───── Given information

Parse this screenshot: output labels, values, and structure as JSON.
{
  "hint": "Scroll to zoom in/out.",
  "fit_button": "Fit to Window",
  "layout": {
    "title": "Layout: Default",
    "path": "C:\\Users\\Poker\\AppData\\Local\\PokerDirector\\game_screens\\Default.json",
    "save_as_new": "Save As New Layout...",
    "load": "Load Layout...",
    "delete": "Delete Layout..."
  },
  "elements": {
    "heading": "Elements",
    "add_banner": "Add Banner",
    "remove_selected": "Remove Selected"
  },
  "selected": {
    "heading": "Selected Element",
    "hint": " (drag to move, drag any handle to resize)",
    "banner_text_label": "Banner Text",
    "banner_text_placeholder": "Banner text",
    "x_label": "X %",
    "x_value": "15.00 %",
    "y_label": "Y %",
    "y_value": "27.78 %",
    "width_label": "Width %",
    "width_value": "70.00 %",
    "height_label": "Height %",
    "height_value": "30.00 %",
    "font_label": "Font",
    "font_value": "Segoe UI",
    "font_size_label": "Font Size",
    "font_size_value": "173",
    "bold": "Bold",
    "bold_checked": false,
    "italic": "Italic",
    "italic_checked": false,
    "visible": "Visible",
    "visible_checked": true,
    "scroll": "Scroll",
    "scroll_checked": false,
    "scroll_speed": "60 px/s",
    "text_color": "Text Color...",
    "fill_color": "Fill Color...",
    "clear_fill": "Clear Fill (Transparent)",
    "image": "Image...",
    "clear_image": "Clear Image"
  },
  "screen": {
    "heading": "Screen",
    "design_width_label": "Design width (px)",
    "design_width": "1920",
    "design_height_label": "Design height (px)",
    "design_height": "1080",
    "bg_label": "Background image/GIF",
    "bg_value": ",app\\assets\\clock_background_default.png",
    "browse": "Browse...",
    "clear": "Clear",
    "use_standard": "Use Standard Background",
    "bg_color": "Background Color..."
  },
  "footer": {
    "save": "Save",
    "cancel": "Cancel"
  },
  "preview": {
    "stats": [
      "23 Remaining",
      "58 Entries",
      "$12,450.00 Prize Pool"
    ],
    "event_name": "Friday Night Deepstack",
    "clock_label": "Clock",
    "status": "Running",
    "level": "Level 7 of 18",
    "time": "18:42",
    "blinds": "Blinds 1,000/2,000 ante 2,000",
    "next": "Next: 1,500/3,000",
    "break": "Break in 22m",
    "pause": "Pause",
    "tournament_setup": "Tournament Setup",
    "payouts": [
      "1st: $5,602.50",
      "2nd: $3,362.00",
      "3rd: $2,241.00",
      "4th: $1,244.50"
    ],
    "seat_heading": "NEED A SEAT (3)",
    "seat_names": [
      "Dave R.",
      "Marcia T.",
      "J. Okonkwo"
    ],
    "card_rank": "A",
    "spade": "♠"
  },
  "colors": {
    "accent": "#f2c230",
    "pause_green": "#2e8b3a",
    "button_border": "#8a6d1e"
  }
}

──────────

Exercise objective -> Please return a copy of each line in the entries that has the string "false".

Problem solution ->
    "bold_checked": false,
    "italic_checked": false,
    "scroll_checked": false,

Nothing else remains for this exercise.